Written by Kaylyn Christopher
The Book Exchange has long provided college students with textbooks and school supplies, but it’s also a place where Mountaineer fans find the perfect game-day attire and tailgate necessities. Its prime location between the Coliseum and the stadium buzzes with extra excitement during football season.
“Home football games are obviously very important to us, just like the rest of the Morgantown area,” says Matt Livengood, manager of the store’s Patteson Drive location. “On a normal football game day, we will have hundreds of customers visit us in just a few hours before the game.”

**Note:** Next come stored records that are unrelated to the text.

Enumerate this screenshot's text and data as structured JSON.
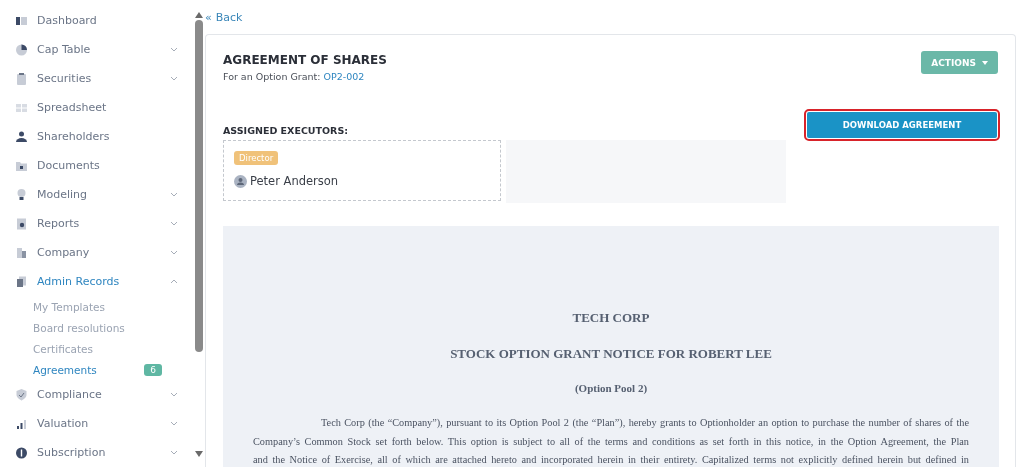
{
  "sidebar": {
    "items": [
      {
        "label": "Dashboard",
        "has_submenu": false,
        "expanded": false,
        "selected": false
      },
      {
        "label": "Cap Table",
        "has_submenu": true,
        "expanded": false,
        "selected": false
      },
      {
        "label": "Securities",
        "has_submenu": true,
        "expanded": false,
        "selected": false
      },
      {
        "label": "Spreadsheet",
        "has_submenu": false,
        "expanded": false,
        "selected": false
      },
      {
        "label": "Shareholders",
        "has_submenu": false,
        "expanded": false,
        "selected": false
      },
      {
        "label": "Documents",
        "has_submenu": false,
        "expanded": false,
        "selected": false
      },
      {
        "label": "Modeling",
        "has_submenu": true,
        "expanded": false,
        "selected": false
      },
      {
        "label": "Reports",
        "has_submenu": true,
        "expanded": false,
        "selected": false
      },
      {
        "label": "Company",
        "has_submenu": true,
        "expanded": false,
        "selected": false
      },
      {
        "label": "Admin Records",
        "has_submenu": true,
        "expanded": true,
        "selected": true,
        "children": [
          {
            "label": "My Templates",
            "selected": false
          },
          {
            "label": "Board resolutions",
            "selected": false
          },
          {
            "label": "Certificates",
            "selected": false
          },
          {
            "label": "Agreements",
            "selected": true,
            "badge": "6"
          }
        ]
      },
      {
        "label": "Compliance",
        "has_submenu": true,
        "expanded": false,
        "selected": false
      },
      {
        "label": "Valuation",
        "has_submenu": true,
        "expanded": false,
        "selected": false
      },
      {
        "label": "Subscription",
        "has_submenu": true,
        "expanded": false,
        "selected": false
      }
    ]
  },
  "back_link": {
    "icon": "«",
    "label": "Back"
  },
  "agreement": {
    "title": "AGREEMENT OF SHARES",
    "subtitle": "For an Option Grant:",
    "grant_id": "OP2-002",
    "actions_button": "ACTIONS",
    "download_button": {
      "label": "DOWNLOAD AGREEMENT",
      "highlighted": true
    },
    "executors_label": "ASSIGNED EXECUTORS:",
    "executors": [
      {
        "role": "Director",
        "name": "Peter Anderson"
      }
    ]
  },
  "document": {
    "company": "TECH CORP",
    "heading": "STOCK OPTION GRANT NOTICE FOR ROBERT LEE",
    "pool": "(Option Pool 2)",
    "paragraph_lines": [
      "Tech Corp (the “Company”), pursuant to its Option Pool 2 (the “Plan”), hereby grants to Optionholder an option to purchase the number of shares of the",
      "Company’s Common Stock set forth below. This option is subject to all of the terms and conditions as set forth in this notice, in the Option Agreement, the Plan",
      "and the Notice of Exercise, all of which are attached hereto and incorporated herein in their entirety. Capitalized terms not explicitly defined herein but defined in"
    ]
  }
}
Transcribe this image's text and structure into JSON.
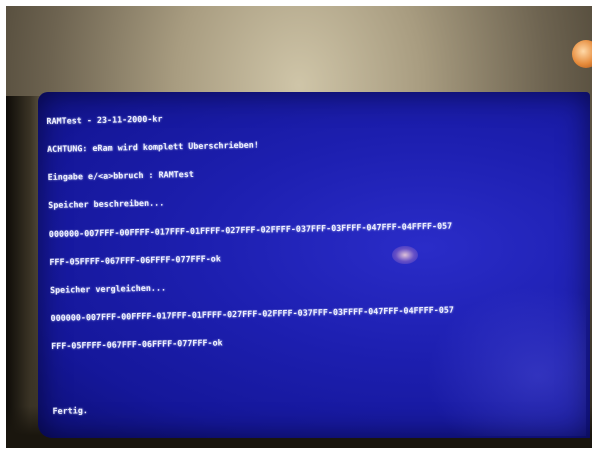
{
  "photo": {
    "subject": "crt-monitor-blue-screen",
    "screen_color": "#1d1fb0",
    "text_color": "#eef0ff"
  },
  "terminal": {
    "lines": [
      "RAMTest - 23-11-2000-kr",
      "ACHTUNG: eRam wird komplett Überschrieben!",
      "Eingabe e/<a>bbruch : RAMTest",
      "Speicher beschreiben...",
      "000000-007FFF-00FFFF-017FFF-01FFFF-027FFF-02FFFF-037FFF-03FFFF-047FFF-04FFFF-057",
      "FFF-05FFFF-067FFF-06FFFF-077FFF-ok",
      "Speicher vergleichen...",
      "000000-007FFF-00FFFF-017FFF-01FFFF-027FFF-02FFFF-037FFF-03FFFF-047FFF-04FFFF-057",
      "FFF-05FFFF-067FFF-06FFFF-077FFF-ok"
    ],
    "final": "Fertig."
  }
}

The excitement and spending spills over into area restaurants and bars, too. “Each fall, the six home football games hosted at Milan Puskar Stadium account for, without a doubt, our biggest weekends of the year. We always have a steady stream of customers from open to close,” says Jerry Lorenze, owner of Kegler’s Sports Bar. “Last fall was very much different. We were only open at 50 percent capacity, and masks were mandated. It really took away from the usual experience.”
During the unprecedented pandemic season last fall, even West Virginia University and its athletic department were not spared.

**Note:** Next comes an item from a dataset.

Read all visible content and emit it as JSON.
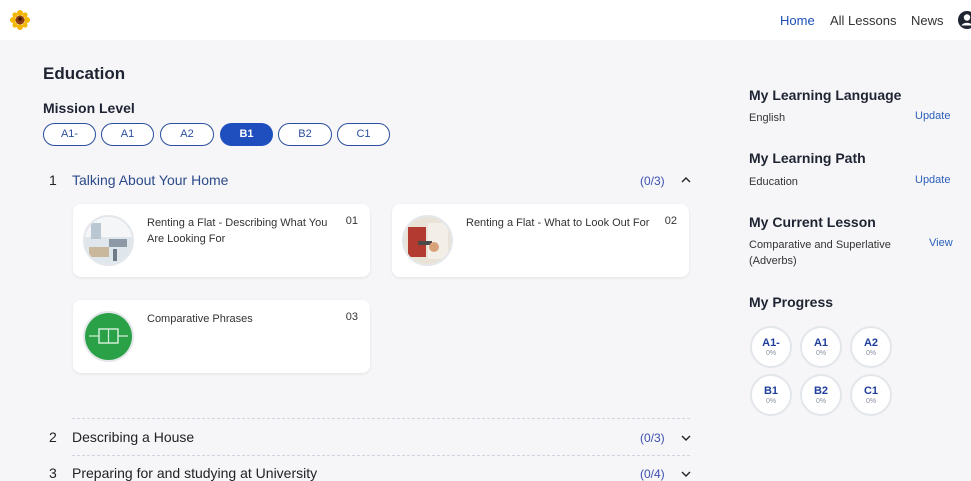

“We were devastated. The entire sports and entertainment industry was devastated,” says Simon Dover, WVU Athletics’ Executive Senior Associate Athletics Director for Business Operations. WVU Athletics is a major economic driver for the university, the city of Morgantown, and the state: According to a survey completed by economic impact research company Tripp Umbach during the 2017–18 academic year, it brought in over $246 million in visitor and fan spending and created more than 2,000 jobs.
So when COVID-19 restrictions made fans trade in their sideline seats for spots on their couches and their freshly poured draft from concessions for cans of beer from the fridge, both social and financial struggles ensued.
“The biggest loss was the benefit of gathering with 60,000 of our closest friends in gold and blue to cheer on the Mountaineers,” says Matt Wells, Associate Athletic Director for External Affairs. “But we can’t discount the revenue impact for the athletic department, the University as a whole, and certainly for the local and state economy.”
With the Mountaineers now into a full football schedule and six home games this fall, fans are back to supporting the home team.
“I think fans are excited,” says Wells. “We’ve gotten a lot of positive feedback from our ticket offices, and there’s also been a lot of interaction and engagement on social media.”
That excitement is likewise shared amongst local business owners, who want to get back to doing what they do best—serving the community. And for many of them, like Livengood, it’s not just about the bottom line. It’s about the sense of pride and the camaraderie that comes with being a Mountaineer at heart: a full stadium, a packed Coliseum, “and swaying back and forth arm-in-arm with my fellow Mountaineers singing ‘Take Me Home, Country Roads’ at the top of our lungs.”